The underground pop icon’s self-described “sellout era” still contains the work of a well-studied pop historian. 

by Ben Boddez

Even when Charli XCX, an artist typically regarded as one of the most forward-thinking pop stars on the planet, half-jokingly refers to her latest album as her “sellout era,” you can still expect a couple subversive twists alongside the catchy, stadium-ready hooks that she’s so experienced at crafting. While the British alt-pop sensation’s latest certainly doesn’t have the same hyperpop-leaning tunes to tide over her cult following, Charli’s latest sees her deconstructing the idea of the mainstream major-label pop star, rather than the sounds they typically make.

Charli intentionally handed over writing duties on her lead single to Swedish superproducer Oscar Holter and starred in product placement-heavy music videos, but has sent Tweets explaining that it’s all part of an attempt to let the mainstream slowly warm up to something a little outside the norm, bringing some fellow pop visionaries like Rina Sawayama and Caroline Polachek along for the ride.
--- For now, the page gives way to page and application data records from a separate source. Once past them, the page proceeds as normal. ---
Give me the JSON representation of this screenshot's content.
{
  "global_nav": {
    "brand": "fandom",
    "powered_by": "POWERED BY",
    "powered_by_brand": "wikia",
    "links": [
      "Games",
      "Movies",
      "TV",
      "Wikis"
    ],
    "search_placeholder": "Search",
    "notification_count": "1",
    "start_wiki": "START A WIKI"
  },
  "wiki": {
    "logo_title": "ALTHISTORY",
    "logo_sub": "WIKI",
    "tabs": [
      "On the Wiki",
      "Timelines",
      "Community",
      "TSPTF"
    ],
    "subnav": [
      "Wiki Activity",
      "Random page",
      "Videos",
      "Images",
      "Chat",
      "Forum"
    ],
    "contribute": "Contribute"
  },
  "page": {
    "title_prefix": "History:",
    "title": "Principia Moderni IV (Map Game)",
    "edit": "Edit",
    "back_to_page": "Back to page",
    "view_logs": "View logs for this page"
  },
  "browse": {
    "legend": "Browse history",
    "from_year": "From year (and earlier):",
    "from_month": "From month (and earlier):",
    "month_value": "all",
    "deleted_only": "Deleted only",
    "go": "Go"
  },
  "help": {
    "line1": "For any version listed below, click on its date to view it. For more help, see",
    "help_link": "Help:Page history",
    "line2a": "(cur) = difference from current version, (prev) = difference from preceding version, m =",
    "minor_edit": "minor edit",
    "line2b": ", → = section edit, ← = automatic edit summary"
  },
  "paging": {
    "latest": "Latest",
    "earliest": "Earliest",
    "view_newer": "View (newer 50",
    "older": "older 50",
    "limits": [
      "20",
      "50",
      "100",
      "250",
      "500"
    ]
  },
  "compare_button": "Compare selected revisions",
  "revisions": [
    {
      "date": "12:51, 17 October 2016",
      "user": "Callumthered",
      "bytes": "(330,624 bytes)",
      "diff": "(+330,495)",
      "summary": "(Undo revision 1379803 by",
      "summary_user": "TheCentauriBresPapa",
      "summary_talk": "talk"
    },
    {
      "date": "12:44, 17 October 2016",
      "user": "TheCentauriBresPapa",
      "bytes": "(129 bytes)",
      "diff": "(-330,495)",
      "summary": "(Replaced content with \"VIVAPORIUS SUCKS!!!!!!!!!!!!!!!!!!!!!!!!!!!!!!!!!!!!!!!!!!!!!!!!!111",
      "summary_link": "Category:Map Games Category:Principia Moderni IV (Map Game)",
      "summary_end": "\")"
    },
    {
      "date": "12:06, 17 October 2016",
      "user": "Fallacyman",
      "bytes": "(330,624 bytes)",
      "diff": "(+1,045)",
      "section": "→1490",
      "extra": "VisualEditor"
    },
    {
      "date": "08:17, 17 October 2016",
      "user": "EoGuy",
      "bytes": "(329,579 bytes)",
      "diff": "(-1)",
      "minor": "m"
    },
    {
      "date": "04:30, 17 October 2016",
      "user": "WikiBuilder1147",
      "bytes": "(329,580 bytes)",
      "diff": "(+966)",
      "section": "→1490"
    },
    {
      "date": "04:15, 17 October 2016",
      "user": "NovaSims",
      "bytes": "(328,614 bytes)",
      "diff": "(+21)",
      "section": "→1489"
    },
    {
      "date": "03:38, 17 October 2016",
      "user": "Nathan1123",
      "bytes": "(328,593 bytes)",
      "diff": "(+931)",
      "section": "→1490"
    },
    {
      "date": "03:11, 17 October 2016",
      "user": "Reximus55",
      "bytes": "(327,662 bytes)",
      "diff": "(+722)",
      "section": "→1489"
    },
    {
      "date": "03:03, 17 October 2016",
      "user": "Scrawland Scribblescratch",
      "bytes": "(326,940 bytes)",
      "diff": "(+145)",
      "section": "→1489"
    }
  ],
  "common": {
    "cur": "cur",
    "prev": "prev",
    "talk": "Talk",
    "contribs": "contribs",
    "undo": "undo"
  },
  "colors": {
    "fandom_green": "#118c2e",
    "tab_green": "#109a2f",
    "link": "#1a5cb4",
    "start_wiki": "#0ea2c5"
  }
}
The resulting music feels like Charli genuinely trying her best to appeal to a general audience while throwing in a couple nods to her more colourful past in the form of chopped-up vocals and robotic harmonies. In any case, when someone is this good at pop music, it’s hard to throw your support behind one side or the other.

Said to have been inspired primarily by Janet Jackson’s hits, the album runs between uptempo 80s dancepop, smoother R&B slow jams, and the electronic boom of the 2000s. Sampling some campy classics like September’s “Cry For You” and Robin S’ “Show Me Love,” CRASH is the sound of an experienced pop historian appreciating her genre’s past before taking a full-fledged leap into its future. As this is the last album on her major-label contract, there’s no telling what kind of sonic insanity we might receive from her next. As it stands, this is a pretty fun way to close a chapter. 

Best Track: Lightning